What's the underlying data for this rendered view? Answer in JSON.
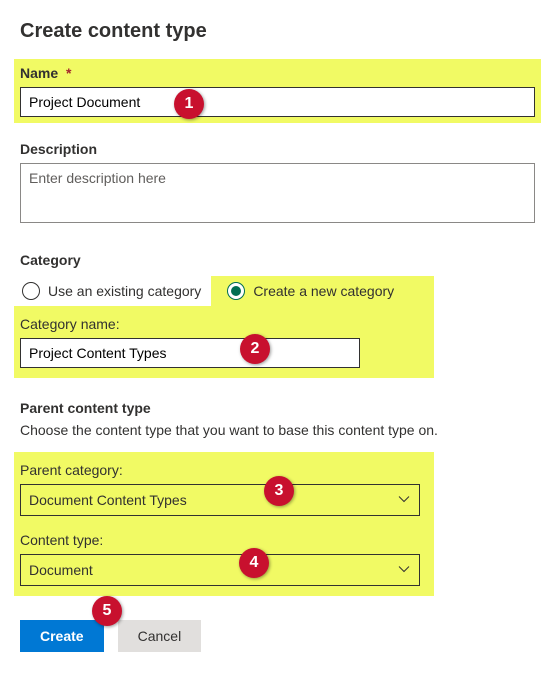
{
  "page": {
    "title": "Create content type"
  },
  "name": {
    "label": "Name",
    "required_mark": "*",
    "value": "Project Document"
  },
  "description": {
    "label": "Description",
    "placeholder": "Enter description here"
  },
  "category": {
    "label": "Category",
    "existing_label": "Use an existing category",
    "new_label": "Create a new category",
    "name_label": "Category name:",
    "name_value": "Project Content Types"
  },
  "parent": {
    "heading": "Parent content type",
    "help": "Choose the content type that you want to base this content type on.",
    "category_label": "Parent category:",
    "category_value": "Document Content Types",
    "type_label": "Content type:",
    "type_value": "Document"
  },
  "buttons": {
    "create": "Create",
    "cancel": "Cancel"
  },
  "callouts": {
    "c1": "1",
    "c2": "2",
    "c3": "3",
    "c4": "4",
    "c5": "5"
  }
}
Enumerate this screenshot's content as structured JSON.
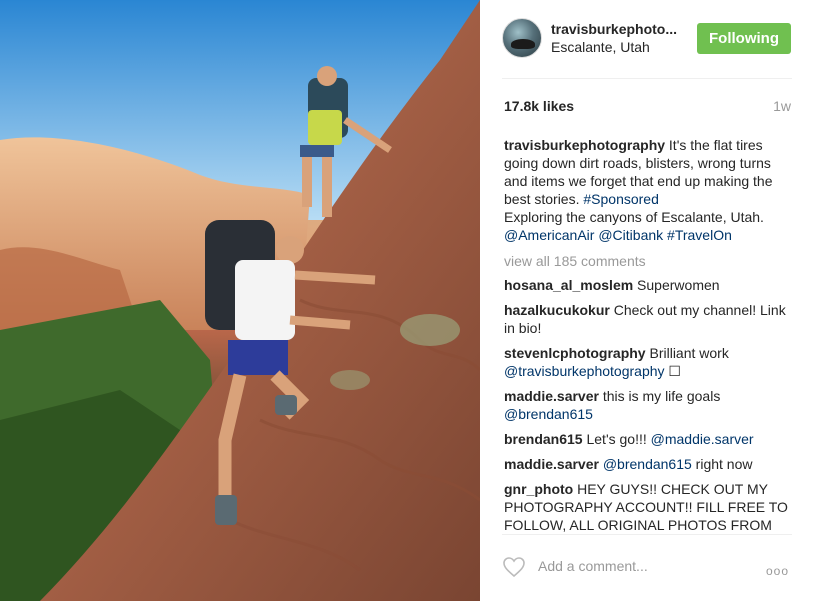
{
  "post": {
    "username": "travisburkephoto...",
    "location": "Escalante, Utah",
    "follow_label": "Following",
    "likes": "17.8k likes",
    "age": "1w",
    "caption": {
      "author": "travisburkephotography",
      "text_1": " It's the flat tires going down dirt roads, blisters, wrong turns and items we forget that end up making the best stories. ",
      "hashtag_sponsored": "#Sponsored",
      "text_2": "Exploring the canyons of Escalante, Utah.",
      "mention_1": "@AmericanAir",
      "mention_2": "@Citibank",
      "hashtag_travelon": "#TravelOn"
    },
    "view_all": "view all 185 comments",
    "comments": [
      {
        "author": "hosana_al_moslem",
        "text": " Superwomen"
      },
      {
        "author": "hazalkucukokur",
        "text": " Check out my channel! Link in bio!"
      },
      {
        "author": "stevenlcphotography",
        "text": " Brilliant work ",
        "mention": "@travisburkephotography",
        "tail": " ☐"
      },
      {
        "author": "maddie.sarver",
        "text": " this is my life goals ",
        "mention": "@brendan615"
      },
      {
        "author": "brendan615",
        "text": " Let's go!!! ",
        "mention": "@maddie.sarver"
      },
      {
        "author": "maddie.sarver",
        "text": " ",
        "mention": "@brendan615",
        "tail": " right now"
      },
      {
        "author": "gnr_photo",
        "text": " HEY GUYS!! CHECK OUT MY PHOTOGRAPHY ACCOUNT!! FILL FREE TO FOLLOW, ALL ORIGINAL PHOTOS FROM"
      }
    ],
    "add_comment_placeholder": "Add a comment...",
    "more_label": "ooo",
    "accent_follow": "#70c050",
    "link_color": "#003569"
  }
}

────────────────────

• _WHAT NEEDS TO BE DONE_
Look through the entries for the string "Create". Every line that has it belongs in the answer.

• _TASK SOLUTION_
    "title": "Create content type"
    "new_label": "Create a new category",
    "create": "Create",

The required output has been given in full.